- Water aerobics
- Rocking in a rocking chair
- Strength training/carrying heavy objects/moving furniture
- Upside-down activities such as tumbling or headstands
- Having firm pressure applied to the skin via hugs, compression devices, or massage
There is currently no empirical evidence supporting the use of sensory integration therapy, though it is difficult to study such interventions effectively due to the varying methods used (Hyatt et al., 2009). However, parents swear by these therapies: a recent study indicates that 91% of those who sought sensory integration therapy for their children have found it helpful in reducing autistic mannerisms such as making noises or engaging in repetitive hand motions, as well as improving social functioning, emotional regulation, and motor coordination (Temple University, 27 April 2008).
In Some Cases, Sensory Anomalies Can Be an Asset Rather Than a Liability
The sensory problems associated with ASDs can make it difficult to participate in certain activities and often create stress for thsoe with ASDs and their loved ones. However, they can also be beneficial in some cases. For example, sensory anomalies can support the cultivation of various talents:
- An individual with unusually strong auditory perception and discrimination may have the capacity to become an excellent musician.
- Under-responsiveness to physical stimuli may enable a person on the autistic spectrum to engage in certain rigorous fitness routines or athletic pursuits that neurotypicals would find difficult to maintain.
- A strong visual sense could predispose an individual to talents in the areas of fine art, photography, or architectural design.
- A profound sense of taste and smell could underpin impressive culinary skills.
It’s also worth noting that unusual sensory experiences are not always traumatic. Firsthand accounts of people with high-functioning ASDs collected by Jones et al. (2003) indicate that sensory abnormalities often enable them to derive fun or even euphoric joy from simple, free activities that would not be pleasurable for most neurotypicals. In addition, unusual sensory processing can lead to fresh perspectives and in some cases, strokes of genius.
For more articles on autistic spectrum disorders, visit the main Autism page.
- BBB Autism Online Support Network. (n.d.). “Sensory Integration (SI).” BBBAutism.com.
- Dunn, W.; Saiter, J.; & Rinner, L. (2002). “Asperger Syndrome and Sensory Processing: A Conceptual Model and Guidance for Intervention Planning.” Focus on Autism & Other Developmental Disabilities, 17(3), 172-185.
- Hyatt, K.J.; Stephenson, J.; & Carter, M. (2009). “A Review of Three Controversial Educational Practices: Perceptual Motor Programs, Sensory Integration, and Tinted Lenses.” Education & Treatment of Children, 32(2), 313-342.
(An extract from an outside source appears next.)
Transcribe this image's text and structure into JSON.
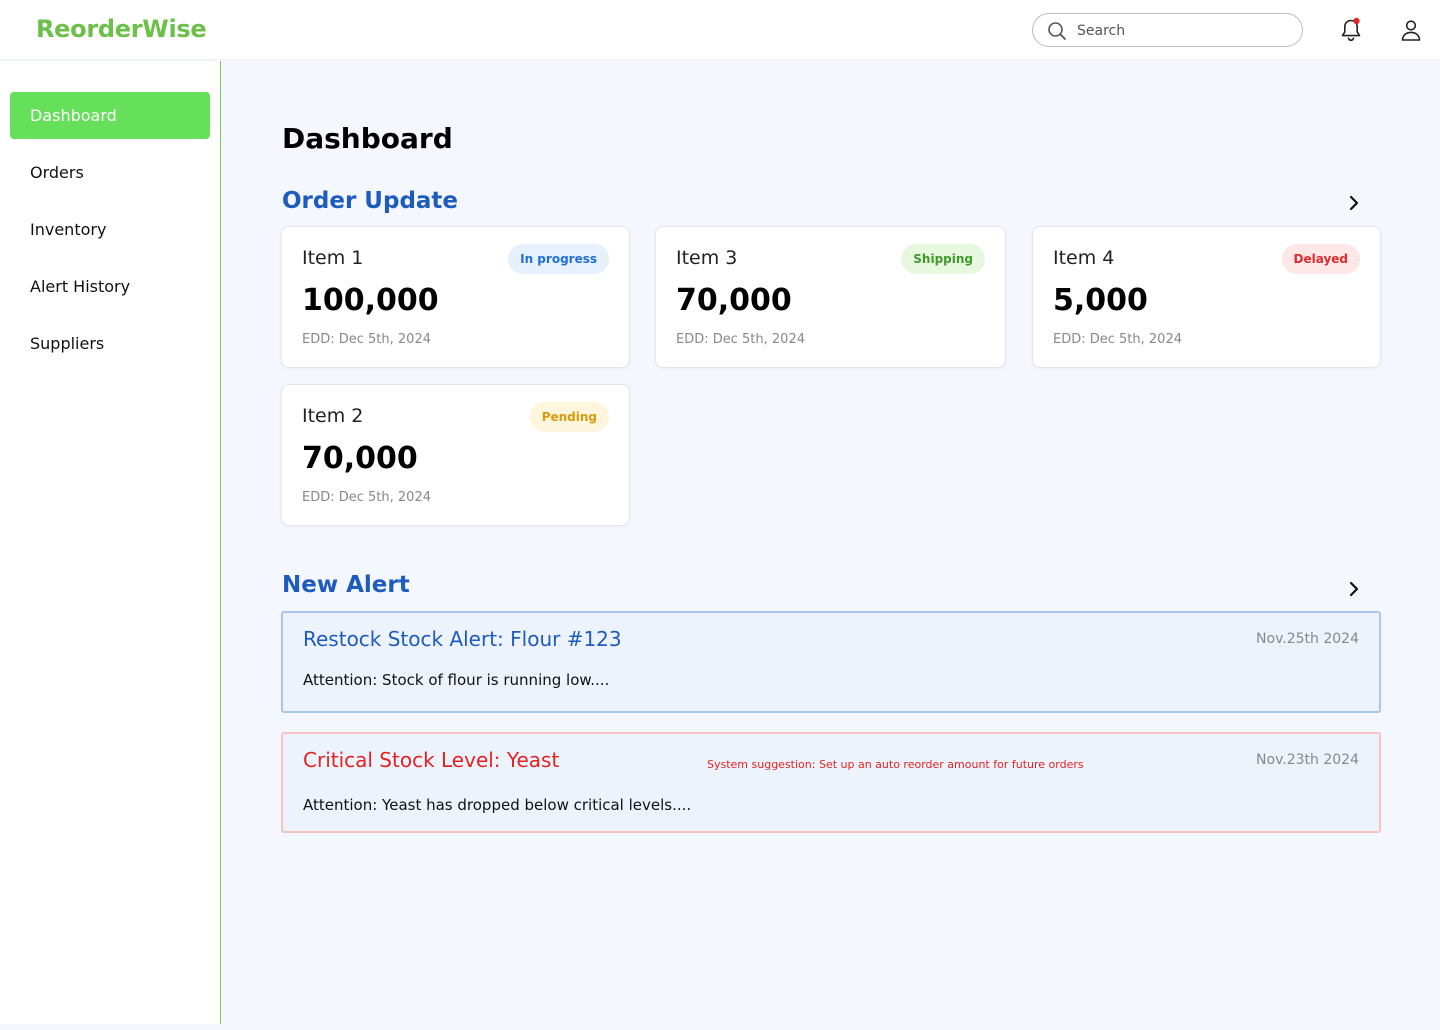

- Jones, R.P.; Quigney, C.; & Huws, J.C. (2003). “First-hand Accounts of Sensory Perceptual Experiences in Autism: A Qualitative Analysis.” Journal of Intellectual & Developmental Disability, 28(2), 112-121.
- Temple University (27 April 2008). “Autistic Mannerisms Reduced By Sensory Treatment.” ScienceDaily.com.
- Wen-Shing, H., & Mei-Hwei, H. (2009). “Ritual Behaviours of Children with Autism Spectrum Disorders in Taiwan.” Journal of Intellectual & Developmental Disability, 34(4), 290-295.
- Wendt, T.; Paavonen, J.E.; Ylisaukko-Oja, T.; Sarenius, S.; Källman, T.; Järvelä, I.; & von Wendt, L. (2005). “Subjective Face Recognition Difficulties, Aberrant Sensibility, Sleeping Disturbances and Aberrant Eating Habits In Families With Asperger Syndrome.” BMC Psychiatry, 5:20.